A Vermont bed and breakfast run by a Catholic family has agreed to a $30,000 settlement in a lawsuit that the family says rested on the false claim that the inn does not host same-sex “wedding” receptions.
“The Wildflower Inn has always served – and will continue to serve – everyone in our community. But no one can force us to abandon our deeply held beliefs about marriage,” owner Jim O’Reilly said Aug. 23.
“Our beliefs haven't changed, but we do have lives to live, a family to love, a business to grow, and a community to serve. Small businesses like ours cannot match the limitless resources of the government and the ACLU.”
Before the lawsuit, the Wildflower Inn of Lyndonville, Vermont followed a policy of accommodating every potential customer in accordance with the law. It also disclosed its owners' religious convictions. The religious liberty group Alliance Defending Freedom, which defended the inn, said the Vermont Human Rights Commission approved this practice in 2005.
The Alliance Defending Freedom said a former inn employee sparked the lawsuit when she falsely claimed that the inn would not allow a same-sex reception. She offered potential clients services through her own business.
Kate and Ming Linsley, a same-sex couple from New York, contacted the Vermont Chapter of the American Civil Liberties Union after the inn’s event manager told Ming Linsley’s mother that the inn did not host “gay receptions” because of the owner’s “personal feelings,” the ACLU chapter says.
The ACLU says the inn failed to respond to inquiries from same-sex couples or discouraged them from using the inn’s services.
The inn’s owners decided to settle the lawsuit and stop hosting weddings and receptions.
“Ongoing litigation like this can cripple any small business and the livelihood of its owners, so we’re relieved to put this ordeal behind us,” O’Reilly said.
Jim O’Reilly and his wife Mary run the inn in partnership with Mary’s parents. The O’Reillys have eight children.
Under the settlement, the Wildflower Inn must pay $10,000 to the Vermont Human Rights Commission as a penalty for violating the state’s fair housing and public accommodations act. It must also pay $20,000 into a charitable trust the plaintiffs have set up.
Kate Linsley said the couple did not bring the lawsuit “in order to punish the Wildflower Inn or to collect money.”
“We brought this lawsuit because we wanted people to know that what the Wildflower Inn did was illegal.
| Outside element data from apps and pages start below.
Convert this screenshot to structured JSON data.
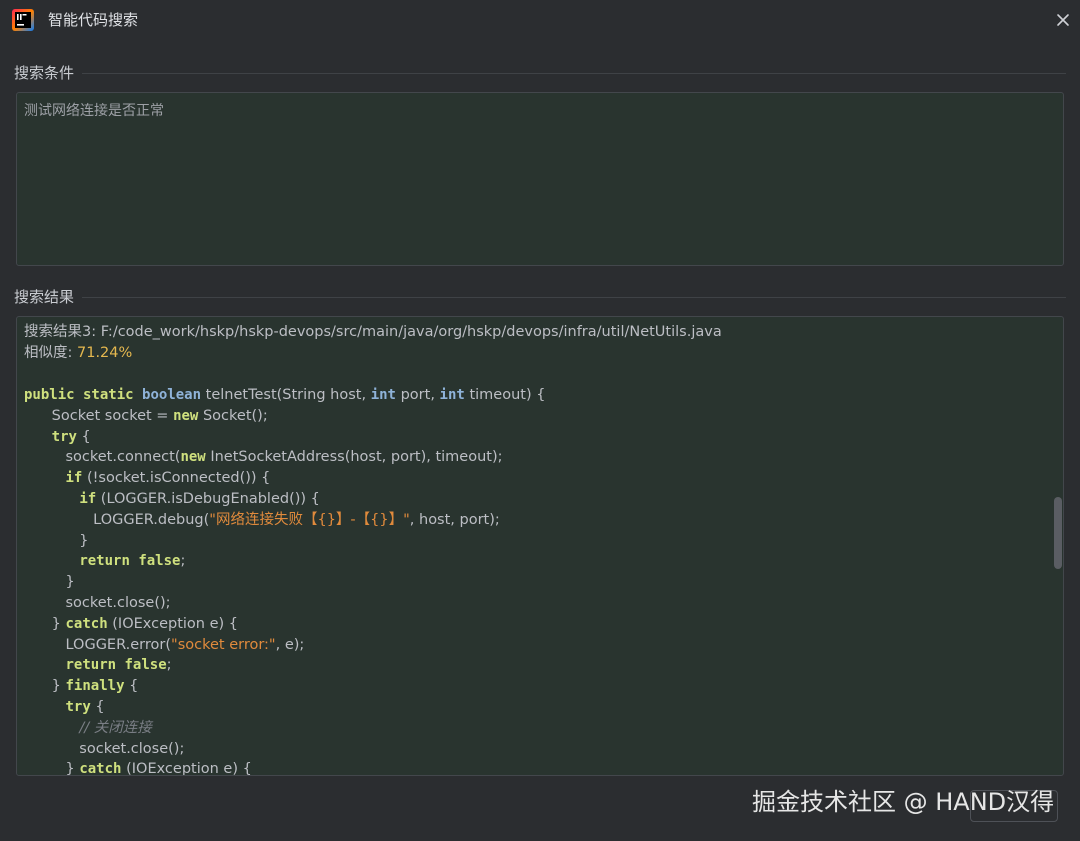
{
  "window": {
    "title": "智能代码搜索"
  },
  "search": {
    "label": "搜索条件",
    "query": "测试网络连接是否正常"
  },
  "results": {
    "label": "搜索结果",
    "header_line": "搜索结果3: F:/code_work/hskp/hskp-devops/src/main/java/org/hskp/devops/infra/util/NetUtils.java",
    "similarity_label": "相似度: ",
    "similarity_value": "71.24%"
  },
  "watermark": "掘金技术社区 @ HAND汉得",
  "colors": {
    "background": "#2b2d30",
    "editor_background": "#29342f",
    "keyword": "#cfe07e",
    "type": "#8fb3d9",
    "string": "#e08a3c",
    "number": "#e5b84f"
  }
}
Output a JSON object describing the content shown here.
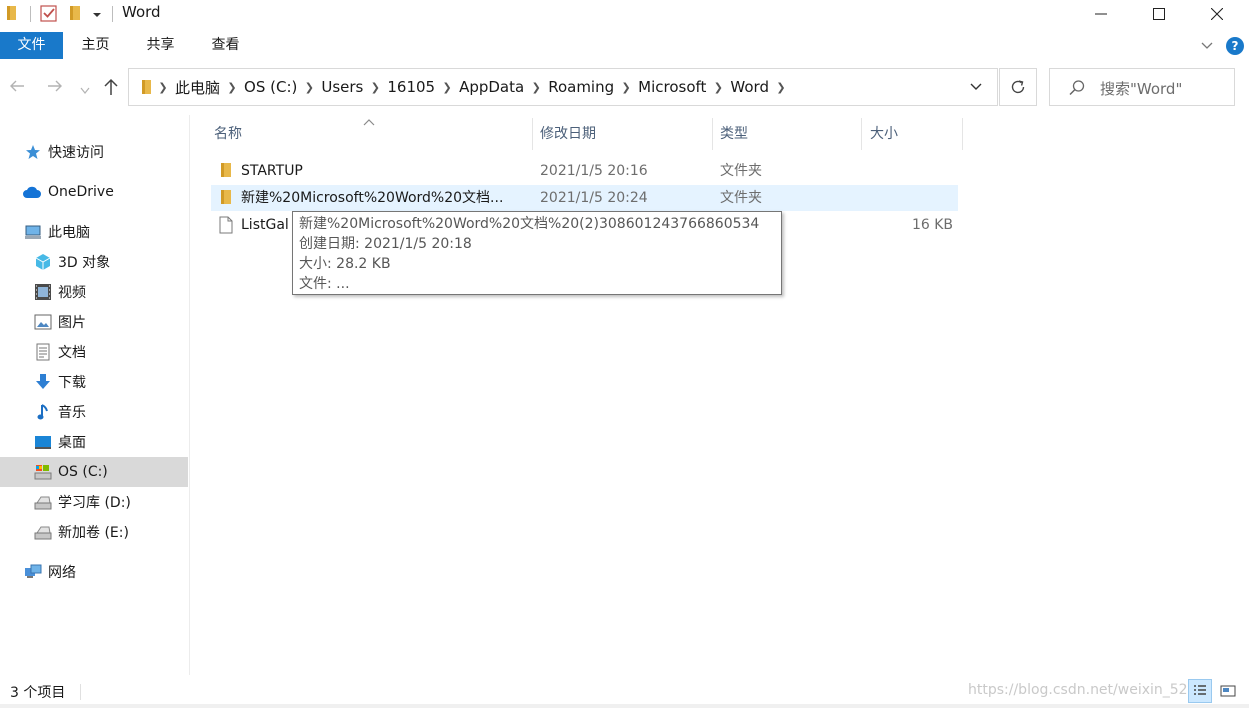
{
  "window": {
    "title": "Word",
    "controls": {
      "minimize_icon": "minimize-icon",
      "maximize_icon": "maximize-icon",
      "close_icon": "close-icon"
    }
  },
  "ribbon": {
    "tabs": [
      {
        "label": "文件",
        "active": true
      },
      {
        "label": "主页",
        "active": false
      },
      {
        "label": "共享",
        "active": false
      },
      {
        "label": "查看",
        "active": false
      }
    ],
    "help": "?"
  },
  "address": {
    "breadcrumbs": [
      "此电脑",
      "OS (C:)",
      "Users",
      "16105",
      "AppData",
      "Roaming",
      "Microsoft",
      "Word"
    ]
  },
  "search": {
    "placeholder": "搜索\"Word\""
  },
  "sidebar": {
    "items": [
      {
        "label": "快速访问",
        "icon": "star-icon"
      },
      {
        "label": "OneDrive",
        "icon": "cloud-icon"
      },
      {
        "label": "此电脑",
        "icon": "computer-icon"
      },
      {
        "label": "3D 对象",
        "icon": "cube-icon"
      },
      {
        "label": "视频",
        "icon": "video-icon"
      },
      {
        "label": "图片",
        "icon": "picture-icon"
      },
      {
        "label": "文档",
        "icon": "document-icon"
      },
      {
        "label": "下载",
        "icon": "download-icon"
      },
      {
        "label": "音乐",
        "icon": "music-icon"
      },
      {
        "label": "桌面",
        "icon": "desktop-icon"
      },
      {
        "label": "OS (C:)",
        "icon": "drive-icon",
        "selected": true
      },
      {
        "label": "学习库 (D:)",
        "icon": "drive-icon"
      },
      {
        "label": "新加卷 (E:)",
        "icon": "drive-icon"
      },
      {
        "label": "网络",
        "icon": "network-icon"
      }
    ]
  },
  "columns": {
    "name": "名称",
    "modified": "修改日期",
    "type": "类型",
    "size": "大小"
  },
  "files": [
    {
      "name": "STARTUP",
      "modified": "2021/1/5 20:16",
      "type": "文件夹",
      "size": "",
      "icon": "folder-icon"
    },
    {
      "name": "新建%20Microsoft%20Word%20文档...",
      "modified": "2021/1/5 20:24",
      "type": "文件夹",
      "size": "",
      "icon": "folder-icon"
    },
    {
      "name": "ListGal",
      "modified": "",
      "type": "",
      "size": "16 KB",
      "icon": "file-icon"
    }
  ],
  "tooltip": {
    "line1": "新建%20Microsoft%20Word%20文档%20(2)308601243766860534",
    "line2": "创建日期: 2021/1/5 20:18",
    "line3": "大小: 28.2 KB",
    "line4": "文件: ..."
  },
  "status": {
    "count": "3 个项目",
    "watermark": "https://blog.csdn.net/weixin_52"
  },
  "colors": {
    "accent": "#1979ca",
    "hover_row": "#e5f3ff",
    "folder": "#e8b84a"
  }
}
We didn’t want to stay quiet and allow businesses to continue to think they can discriminate.”
Alliance Defending Freedom senior counsel Bryon Babione was critical of the suit.
“It is unfortunate when a state agency teams up with the ACLU to harass and punish a private family business over its owners’ constitutionally protected thoughts and beliefs,” Babione said Aug. 23. “Legal attacks like this one are not pursuits for justice, but attempts to coerce and police private expression.”
Anti-discrimination laws and policies have increasingly affected Catholics and others with moral objections to homosexual relationships.
Some Catholic adoption agencies have closed or have lost vital state funding because state laws and policies consider them discriminatory for placing children only with opposite-sex married couples.